  89. 89.
    Wulandana R, Robertson A (2005) An inelastic multi-mechanism constitutive equation for cerebral arterial tissue. Biomech Model Mechanobiol 4:235–248CrossRefGoogle Scholar
  90. 90.
    Zakaria H, Robertson A, Kerber C (2008) A parametric model for studies of flow in arterial bifurcations.
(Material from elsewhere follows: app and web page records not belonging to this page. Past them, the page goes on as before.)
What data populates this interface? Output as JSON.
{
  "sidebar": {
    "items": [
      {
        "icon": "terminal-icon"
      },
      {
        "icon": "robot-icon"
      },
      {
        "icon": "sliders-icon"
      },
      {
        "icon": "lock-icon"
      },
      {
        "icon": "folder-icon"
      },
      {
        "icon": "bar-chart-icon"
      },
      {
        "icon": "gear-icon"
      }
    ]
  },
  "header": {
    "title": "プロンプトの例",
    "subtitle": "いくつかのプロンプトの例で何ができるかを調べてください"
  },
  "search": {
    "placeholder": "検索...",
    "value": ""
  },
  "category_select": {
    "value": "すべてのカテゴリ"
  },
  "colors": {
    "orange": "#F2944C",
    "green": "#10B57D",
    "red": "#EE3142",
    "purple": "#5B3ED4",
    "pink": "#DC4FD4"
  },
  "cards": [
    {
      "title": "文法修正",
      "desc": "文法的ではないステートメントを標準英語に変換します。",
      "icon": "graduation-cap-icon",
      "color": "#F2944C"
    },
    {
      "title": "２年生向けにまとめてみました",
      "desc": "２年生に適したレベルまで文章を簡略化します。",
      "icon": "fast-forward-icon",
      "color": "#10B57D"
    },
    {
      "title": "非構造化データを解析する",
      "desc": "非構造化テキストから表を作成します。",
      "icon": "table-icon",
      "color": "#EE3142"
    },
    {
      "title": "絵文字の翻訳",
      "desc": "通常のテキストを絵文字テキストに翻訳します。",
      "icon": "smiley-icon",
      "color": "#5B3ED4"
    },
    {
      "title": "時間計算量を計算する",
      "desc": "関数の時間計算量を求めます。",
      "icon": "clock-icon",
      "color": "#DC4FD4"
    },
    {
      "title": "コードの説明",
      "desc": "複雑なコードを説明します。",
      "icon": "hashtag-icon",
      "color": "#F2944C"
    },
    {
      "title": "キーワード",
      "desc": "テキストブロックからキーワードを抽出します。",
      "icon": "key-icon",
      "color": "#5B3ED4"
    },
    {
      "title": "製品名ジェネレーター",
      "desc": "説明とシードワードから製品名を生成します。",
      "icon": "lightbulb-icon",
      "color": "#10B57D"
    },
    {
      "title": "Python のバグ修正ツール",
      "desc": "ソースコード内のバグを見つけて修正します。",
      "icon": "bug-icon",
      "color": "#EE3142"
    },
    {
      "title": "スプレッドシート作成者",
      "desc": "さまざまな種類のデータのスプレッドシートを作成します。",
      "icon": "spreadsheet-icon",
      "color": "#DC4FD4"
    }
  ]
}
Ann Biomed Eng 36:1515–1530CrossRefGoogle Scholar

Copyright information

© Springer-Verlag Berlin Heidelberg 2015

Authors and Affiliations

  • Paolo Tricerri
    • 1
    • 2
  • Luca Dedè
    • 1
  • Simone Deparis
    • 1
  • Alfio Quarteroni
    • 1
    • 3
  • Anne M. Robertson
    • 4
  • Adélia Sequeira
    • 2
  1. 1.École Polytechnique Fédérale de LausanneLausanneSwitzerland
  2. 2.Department of Mathematics and CEMAT, Instituto Superior TécnicoUniversidade de LisboaLisbonPortugal
  3. 3.MOX - Modeling and Scientific Computing, Dipartimento di Matematica “F. Brioschi”Politecnico di MilanoMilanoItaly
  4. 4.Department of Mechanical Engineering and Materials Science, Department of BioengineeringUniversity of PittsburghPittsburghUSA

Personalised recommendations